TASK DATA:
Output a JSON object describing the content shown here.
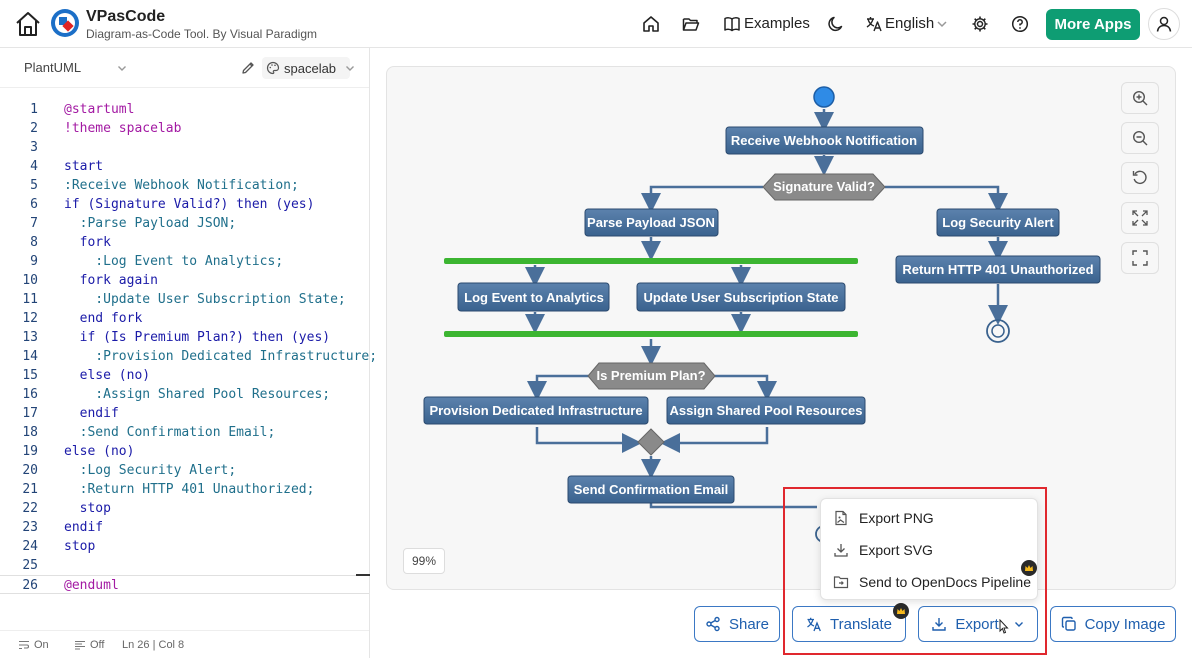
{
  "header": {
    "app_title": "VPasCode",
    "app_subtitle": "Diagram-as-Code Tool. By Visual Paradigm",
    "examples_label": "Examples",
    "language_label": "English",
    "more_apps_label": "More Apps"
  },
  "editor": {
    "language": "PlantUML",
    "theme": "spacelab",
    "lines": [
      {
        "n": "1",
        "t": "@startuml"
      },
      {
        "n": "2",
        "t": "!theme spacelab"
      },
      {
        "n": "3",
        "t": ""
      },
      {
        "n": "4",
        "t": "start"
      },
      {
        "n": "5",
        "t": ":Receive Webhook Notification;"
      },
      {
        "n": "6",
        "t": "if (Signature Valid?) then (yes)"
      },
      {
        "n": "7",
        "t": "  :Parse Payload JSON;"
      },
      {
        "n": "8",
        "t": "  fork"
      },
      {
        "n": "9",
        "t": "    :Log Event to Analytics;"
      },
      {
        "n": "10",
        "t": "  fork again"
      },
      {
        "n": "11",
        "t": "    :Update User Subscription State;"
      },
      {
        "n": "12",
        "t": "  end fork"
      },
      {
        "n": "13",
        "t": "  if (Is Premium Plan?) then (yes)"
      },
      {
        "n": "14",
        "t": "    :Provision Dedicated Infrastructure;"
      },
      {
        "n": "15",
        "t": "  else (no)"
      },
      {
        "n": "16",
        "t": "    :Assign Shared Pool Resources;"
      },
      {
        "n": "17",
        "t": "  endif"
      },
      {
        "n": "18",
        "t": "  :Send Confirmation Email;"
      },
      {
        "n": "19",
        "t": "else (no)"
      },
      {
        "n": "20",
        "t": "  :Log Security Alert;"
      },
      {
        "n": "21",
        "t": "  :Return HTTP 401 Unauthorized;"
      },
      {
        "n": "22",
        "t": "  stop"
      },
      {
        "n": "23",
        "t": "endif"
      },
      {
        "n": "24",
        "t": "stop"
      },
      {
        "n": "25",
        "t": ""
      },
      {
        "n": "26",
        "t": "@enduml"
      }
    ],
    "status": {
      "wrap_label": "On",
      "minimap_label": "Off",
      "cursor": "Ln 26 | Col 8"
    }
  },
  "diagram": {
    "nodes": {
      "receive": "Receive Webhook Notification",
      "sig_valid": "Signature Valid?",
      "parse": "Parse Payload JSON",
      "log_alert": "Log Security Alert",
      "return401": "Return HTTP 401 Unauthorized",
      "log_event": "Log Event to Analytics",
      "update_sub": "Update User Subscription State",
      "premium": "Is Premium Plan?",
      "provision": "Provision Dedicated Infrastructure",
      "assign": "Assign Shared Pool Resources",
      "send_email": "Send Confirmation Email"
    },
    "zoom_level": "99%",
    "colors": {
      "node_fill": "#446e9b",
      "node_border": "#2b4a6f",
      "diamond_fill": "#888888",
      "fork_bar": "#3cb531",
      "start_fill": "#2f8be6",
      "arrow": "#4a6f9a"
    }
  },
  "actions": {
    "share": "Share",
    "translate": "Translate",
    "export": "Export",
    "copy_image": "Copy Image"
  },
  "export_menu": {
    "items": [
      "Export PNG",
      "Export SVG",
      "Send to OpenDocs Pipeline"
    ]
  }
}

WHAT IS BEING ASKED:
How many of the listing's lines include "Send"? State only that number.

EXERCISE RESPONSE:
3